The ticker - FamilyEducation

The ticker

December 28,2009
Professor Mom
Aliki McElreath

Aliki is a writer and college English teacher. She lives in North Carolina with her husband, two children (ages seven and ten), a dog, a cat, a rabbit, and too many fish.
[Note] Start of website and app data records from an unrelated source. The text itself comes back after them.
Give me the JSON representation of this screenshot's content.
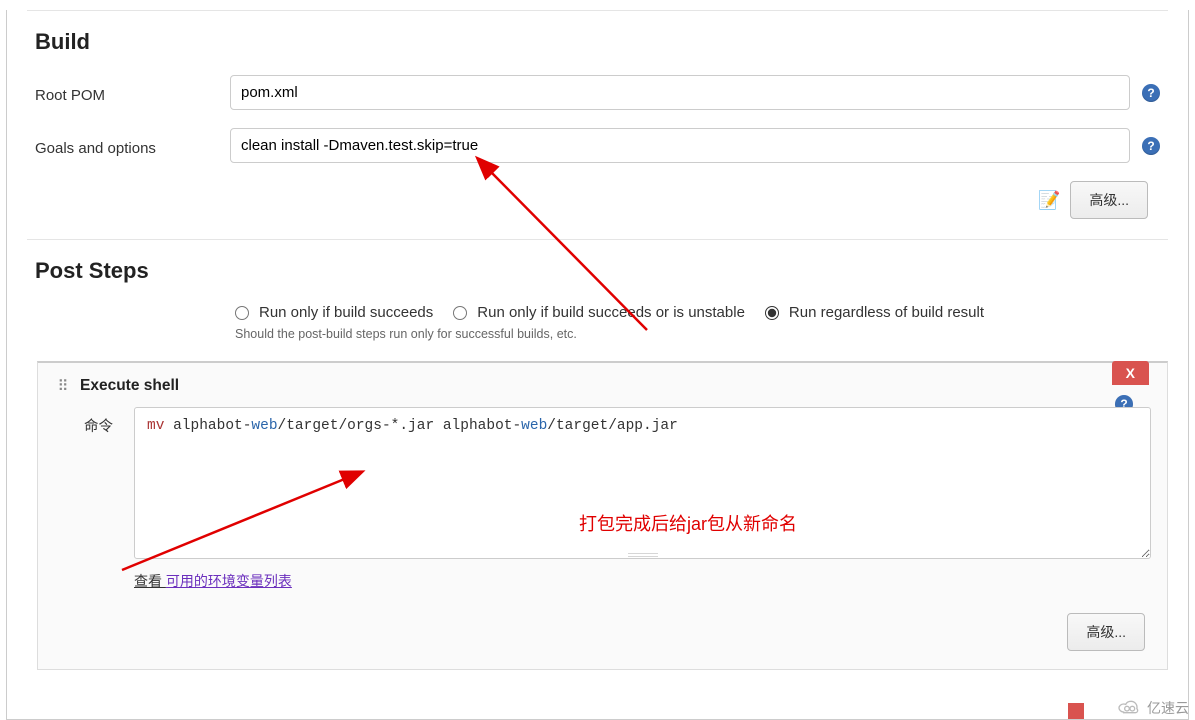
{
  "build": {
    "title": "Build",
    "root_pom_label": "Root POM",
    "root_pom_value": "pom.xml",
    "goals_label": "Goals and options",
    "goals_value": "clean install -Dmaven.test.skip=true",
    "advanced_label": "高级..."
  },
  "post_steps": {
    "title": "Post Steps",
    "radio": {
      "opt1": "Run only if build succeeds",
      "opt2": "Run only if build succeeds or is unstable",
      "opt3": "Run regardless of build result",
      "selected_index": 2
    },
    "helptext": "Should the post-build steps run only for successful builds, etc."
  },
  "execute_shell": {
    "title": "Execute shell",
    "delete_label": "X",
    "cmd_label": "命令",
    "cmd_value_display": "mv alphabot-web/target/orgs-*.jar alphabot-web/target/app.jar",
    "view_prefix": "查看 ",
    "env_link": "可用的环境变量列表",
    "advanced_label": "高级..."
  },
  "annotations": {
    "rename_note": "打包完成后给jar包从新命名"
  },
  "watermark": {
    "text": "亿速云"
  },
  "icons": {
    "help": "?",
    "edit": "📝",
    "drag": "⠿"
  }
}
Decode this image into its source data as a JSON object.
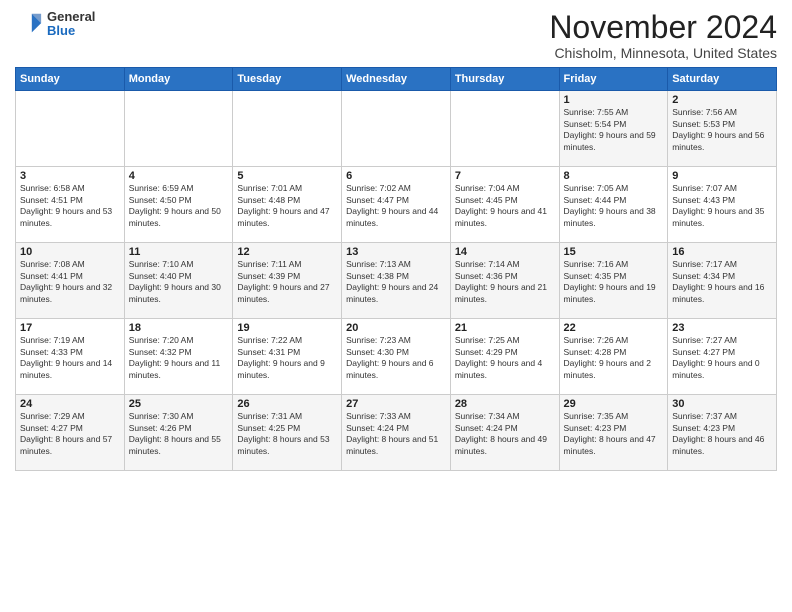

We have a Christmas countdown ticker type of thing L. found last year and installed on our computer some time before Christmas. I distinctly remember getting back from our holiday trip last year, looking at the ticker, and seeing with a mixture of amusement and regret that we had 362 days left until the next Christmas. 362 days filled with routines, and birthdays, and other holidays, and sweet and not-so-sweet moments out of our daily lives, and big challenges, and small ones, too, and of course the unknown—scary or good, it lay there like a flat white expanse, between us and the next Christmas morning. Then, sometime last week, the ticker said 4 Days Left! and we were busy shopping and wrapping and baking. Then, 3 Days Left! and we packed and sorted and packed some more. We loaded up the car and drove 7 1/2 hours north (it should have been 5 1/2--thanks, VA/DC/MD traffic) with kids who could barely sit still, they were so excited, and unloaded, and slipped into holiday mode. The kids tore out of my parents’ house the night we arrived and ran through the snow in their woefully under-prepared-I-live-in-the-South-and-it-hardly-ever-snows clothes: leggings, and track pants, and sneakers, with plastic baggies rubber-banded over them. I watched my kids weaving in and out chaotically across the snow and I saw myself at five or nine with my brother and sister, out in the same backyard, making tracks in the snow and ditches, and icy fort walls. When I opened up our laptop the day before Christmas the ticker said 1 Day Left! We sat up, drinking and eating and talking, and waited for the kids to fall asleep (it took L. until 11:00 this year). Then, human conveyor-belt style we carried up all the presents from my parents’ basement and filled the stockings. When we finally went to bed, well after midnight, I couldn’t sleep, even with the night settling around me, and T.’s warm body pressed against my back. Every year, on Christmas Eve, I toss and turn, worried about this and that. Had L. somehow heard us talking—somewhat too freely under the influence of spiked eggnog and milk punch--about the gifts? Would he wake up before the last person downstairs went to bed? Had we set out the cookies for Santa? Eaten them, too? What about that cup of soymilk T. put out and the Dixie cup of water she insisted we leave on the piano for him? Had someone remembered to drink those? What had we forgotten? Surely something—something that would shatter that Christmas magic. When T. and I woke up on Christmas morning, we found L. staring, glassy-eyed at my mom’s huge iMac monitor. He had been tracking Santa on NORAD since 5:00 a.m., and his hair stood out mad-scientist-style at the front of his head where he’d clearly been pulling at it for hours. “You know what?” He said in an awed whisper when we leaned over his shoulders to look at the screen. “I found out that Rudolph is REAL. They’ve been tracking him all night by infrared heat sensors.” The three of us watched a tiny, animated sleigh and reindeer hurtling over the very practical and starkly real and decidedly ordered lines and grids of Google Earth maps. I was in awe of this startling juxtaposition—the real and the dreamed about, right there in front of us, on the oversized computer screen. Reflected there in the monitor in yet another dreamlike layer, were my children’s faces, sleepy and filled with wonder, as they watched the tiny sleigh heave itself over the rooftops and on into the dawn. The ticker is back at 362 days now. The days and weeks and months lie ahead of us, flat and invisible for now, waiting to be filled with routines, and birthdays, and other holidays, and sweet and not-so-sweet moments out of our daily lives, and big challenges, and small ones, too, and of course the unknown—scary or good—it’s all ahead of us. 362 days, and counting.